x^{2} – 5x + 6 = 0 and X^{2} – (2 + 3)x + 2 x 3 = 0 are very similar

- the b which is given as (– 5) in the initial quadratic equation is actually the difference of the sum of the roots – (2 + 3)
- the c, which is given as 6 in the quadratic equation, is the product of the two roots, which is given as (2 x 3)

We have been able to establish that there is a relationship between the coefficient and the roots. However, this is just one part.

**Second Stage of Establishing the Relationship Between Coefficients and Roots**

Now if we look at the equation (i) and (ii), we will see that

ax^{2} + bx + c = 0 and X^{2} – (z + y)x + yz = 0 are very similar

The b, which is given as in (i) is the – (z + y) in (ii), while the c in (i) is the yz in (ii). The only major difference is the fact that a in (i) does not have a variable in (ii) to match it. This will not be a problem if the coefficient of a in (i) is 1

If a is not 1 in (i) then we will need to find another way to relate the root with the coefficient.

Let us divide eqn (i) with a all through

ax^{2}/a + bx/a + c/a = 0

x^{2 }+ (b/a)x + c/a = 0 …. (iv)

now (iv) which is given as x^{2 }+ (b/a)x + c/a = 0 properly matches (ii) X^{2} – (z + y)x + yz = 0 with

z + y = – b/a …… (v)

yz = c/a ….. (vi)

we have now been able to establish the relationship between roots and coefficients in their entirety. We will now list out how the roots and coefficients are related so that you can always use them.

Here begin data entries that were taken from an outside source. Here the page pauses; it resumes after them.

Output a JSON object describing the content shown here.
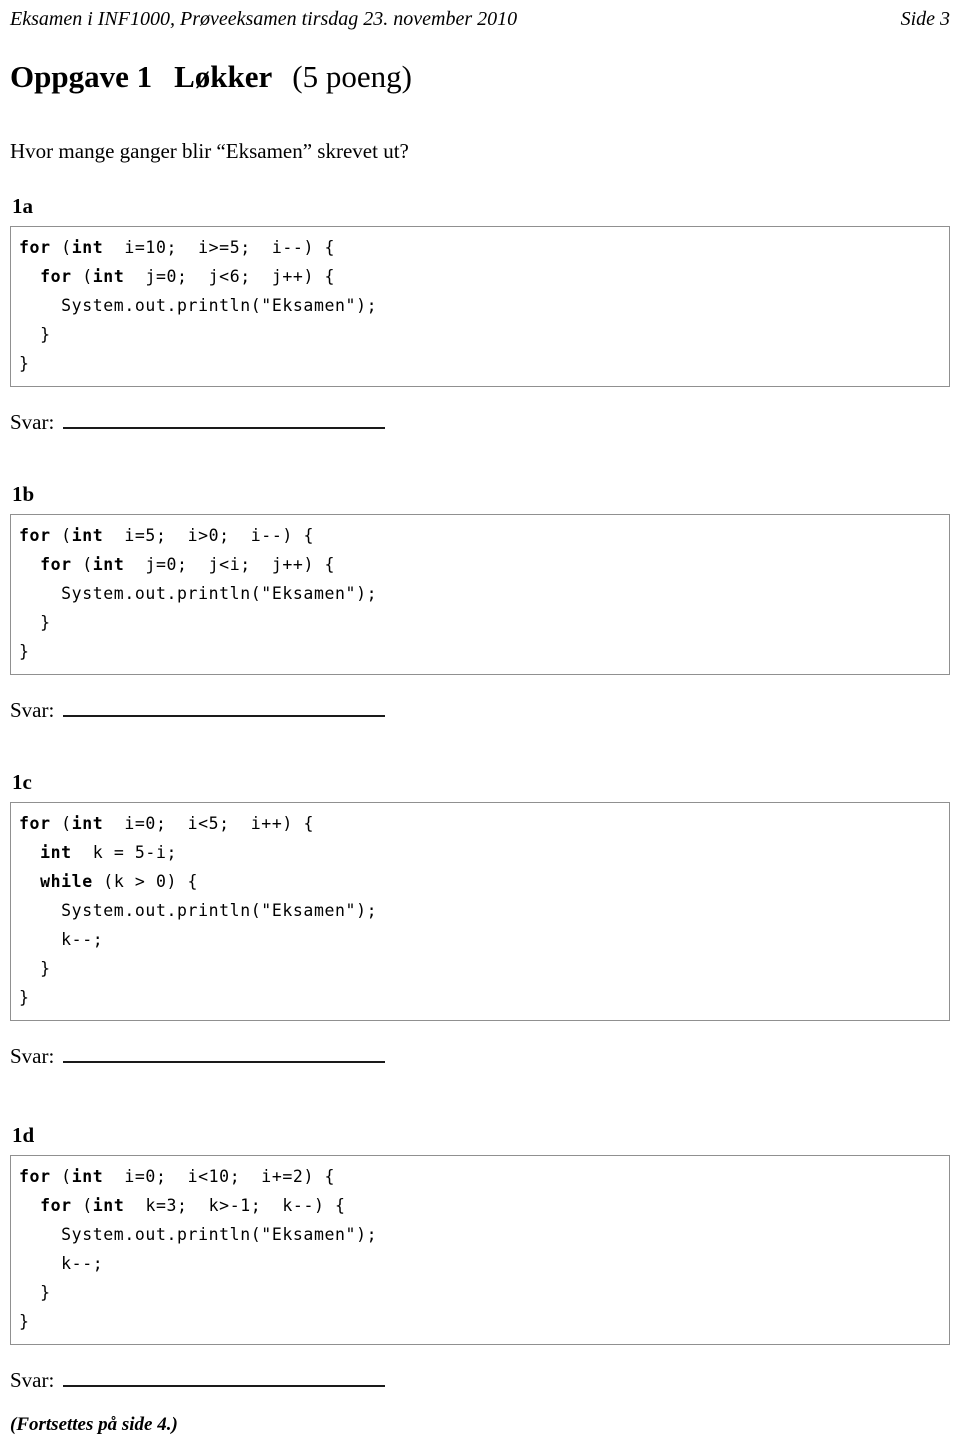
{
  "header": {
    "left": "Eksamen i INF1000, Prøveeksamen tirsdag 23. november 2010",
    "right": "Side 3"
  },
  "title": {
    "task": "Oppgave 1",
    "topic": "Løkker",
    "points": "(5 poeng)"
  },
  "intro": "Hvor mange ganger blir “Eksamen” skrevet ut?",
  "answer_label": "Svar:",
  "subtasks": [
    {
      "label": "1a",
      "code_lines": [
        {
          "indent": 0,
          "parts": [
            {
              "t": "for",
              "bold": true
            },
            {
              "t": " (",
              "bold": false
            },
            {
              "t": "int",
              "bold": true
            },
            {
              "t": "  i=10;  i>=5;  i--) {",
              "bold": false
            }
          ]
        },
        {
          "indent": 1,
          "parts": [
            {
              "t": "for",
              "bold": true
            },
            {
              "t": " (",
              "bold": false
            },
            {
              "t": "int",
              "bold": true
            },
            {
              "t": "  j=0;  j<6;  j++) {",
              "bold": false
            }
          ]
        },
        {
          "indent": 2,
          "parts": [
            {
              "t": "System.out.println(\"Eksamen\");",
              "bold": false
            }
          ]
        },
        {
          "indent": 1,
          "parts": [
            {
              "t": "}",
              "bold": false
            }
          ]
        },
        {
          "indent": 0,
          "parts": [
            {
              "t": "}",
              "bold": false
            }
          ]
        }
      ]
    },
    {
      "label": "1b",
      "code_lines": [
        {
          "indent": 0,
          "parts": [
            {
              "t": "for",
              "bold": true
            },
            {
              "t": " (",
              "bold": false
            },
            {
              "t": "int",
              "bold": true
            },
            {
              "t": "  i=5;  i>0;  i--) {",
              "bold": false
            }
          ]
        },
        {
          "indent": 1,
          "parts": [
            {
              "t": "for",
              "bold": true
            },
            {
              "t": " (",
              "bold": false
            },
            {
              "t": "int",
              "bold": true
            },
            {
              "t": "  j=0;  j<i;  j++) {",
              "bold": false
            }
          ]
        },
        {
          "indent": 2,
          "parts": [
            {
              "t": "System.out.println(\"Eksamen\");",
              "bold": false
            }
          ]
        },
        {
          "indent": 1,
          "parts": [
            {
              "t": "}",
              "bold": false
            }
          ]
        },
        {
          "indent": 0,
          "parts": [
            {
              "t": "}",
              "bold": false
            }
          ]
        }
      ]
    },
    {
      "label": "1c",
      "code_lines": [
        {
          "indent": 0,
          "parts": [
            {
              "t": "for",
              "bold": true
            },
            {
              "t": " (",
              "bold": false
            },
            {
              "t": "int",
              "bold": true
            },
            {
              "t": "  i=0;  i<5;  i++) {",
              "bold": false
            }
          ]
        },
        {
          "indent": 1,
          "parts": [
            {
              "t": "int",
              "bold": true
            },
            {
              "t": "  k = 5-i;",
              "bold": false
            }
          ]
        },
        {
          "indent": 1,
          "parts": [
            {
              "t": "while",
              "bold": true
            },
            {
              "t": " (k > 0) {",
              "bold": false
            }
          ]
        },
        {
          "indent": 2,
          "parts": [
            {
              "t": "System.out.println(\"Eksamen\");",
              "bold": false
            }
          ]
        },
        {
          "indent": 2,
          "parts": [
            {
              "t": "k--;",
              "bold": false
            }
          ]
        },
        {
          "indent": 1,
          "parts": [
            {
              "t": "}",
              "bold": false
            }
          ]
        },
        {
          "indent": 0,
          "parts": [
            {
              "t": "}",
              "bold": false
            }
          ]
        }
      ]
    },
    {
      "label": "1d",
      "code_lines": [
        {
          "indent": 0,
          "parts": [
            {
              "t": "for",
              "bold": true
            },
            {
              "t": " (",
              "bold": false
            },
            {
              "t": "int",
              "bold": true
            },
            {
              "t": "  i=0;  i<10;  i+=2) {",
              "bold": false
            }
          ]
        },
        {
          "indent": 1,
          "parts": [
            {
              "t": "for",
              "bold": true
            },
            {
              "t": " (",
              "bold": false
            },
            {
              "t": "int",
              "bold": true
            },
            {
              "t": "  k=3;  k>-1;  k--) {",
              "bold": false
            }
          ]
        },
        {
          "indent": 2,
          "parts": [
            {
              "t": "System.out.println(\"Eksamen\");",
              "bold": false
            }
          ]
        },
        {
          "indent": 2,
          "parts": [
            {
              "t": "k--;",
              "bold": false
            }
          ]
        },
        {
          "indent": 1,
          "parts": [
            {
              "t": "}",
              "bold": false
            }
          ]
        },
        {
          "indent": 0,
          "parts": [
            {
              "t": "}",
              "bold": false
            }
          ]
        }
      ]
    }
  ],
  "footnote": "(Fortsettes på side 4.)"
}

**X**^{2}– (z + y)x + yz = o is the same as ax^{2}+ bx + c = 0 If a = 1 and as such

z + y = b

yz = c

**If a = a value different from 1,**

z + y = – b/a …… (v)

yz = c/a ….. (vi)

with the above established, we will consider an example to show that the two is different.

**Example 2**

If a Quadratic equation is x^{2} – 3x – 5 = 0 with roots y and z, then find the quadratic equation with roots y^{2} and z^{2}

**Solution**

Now we can find the answer with the relationship between coefficients and determinants.

**Step 1: Determine the objective of the problem and the solution needed**

Our aim is to find the quadratic equation of the roots y^{2 }and z^{2}

The quadratic equation we are looking for we be in the form

X^{2} – (y^{2} + z^{2})x + (y^{2}z^{2}) = 0

It is important not to forget this as it will guide our calculations.

So our aim is to find

y^{2} + z^{2} and y^{2}z^{2} = 0

**Step 2: write out all the variables and what they represent**

a = 1. b = -3, c = – 5

also, y, z, y^{2} and z^{2} are all unknown

**Step 3: find y ^{2}z^{2}**

Recall that;

yz = c/a ….. (vi)

as such

yz = – 5/1 = -5

since yz = 5,

(yz)^{2} = y^{2}z^{2} = (- 5)^{2} = 25

That is mission accomplished.

**Step 4: find y ^{2} + z^{2}**

Y + z = – b/a …… (v)

as such

y + z = – (-3)/1 = 3

now following the answer y + z = 3,

(y + z)^{2} = 3^{2} = 9

It is important to also note that

(z + y)^{2} = y^{2} + 2yz + z^{2}

9 = y^{2} + 2 (-5) + z^{2}

9 = y^{2} – 10 + z^{2}

y^{2} + z^{2} = 19

so we have achieved our aim.

**Step 5:** **Re arrange into the desired quadratic equation.**

y^{2} + z^{2} and y^{2}z^{2} and we have done so.

y^{2} + z^{2} = 19

y^{2}z^{2} = 25

We will rearrange into the unknown quadratic equation we need to find

X^{2} – (y^{2} + z^{2})x + (y^{2}z^{2}) = 0

Implies

X^{2} – 19x + 25 = 0

So we have solved the problem.

Students can go further by using the general formula to find y and z as an assignment.

**Conclusion**

The relationship between coefficients and roots is very important in helping people know exactly how the quadratic equation and its solutions work. The basic understanding of quadratic equations gives a glimpse of how coefficients and roots are related. However, not much is shown. This piece has highlighted this relationship and how it can help students derive quadratic equations with no known roots. Questions that may require a good grasp of coefficients and roots often appear in exams and tests, and this piece has comprehensively handled the topic to help students pass well.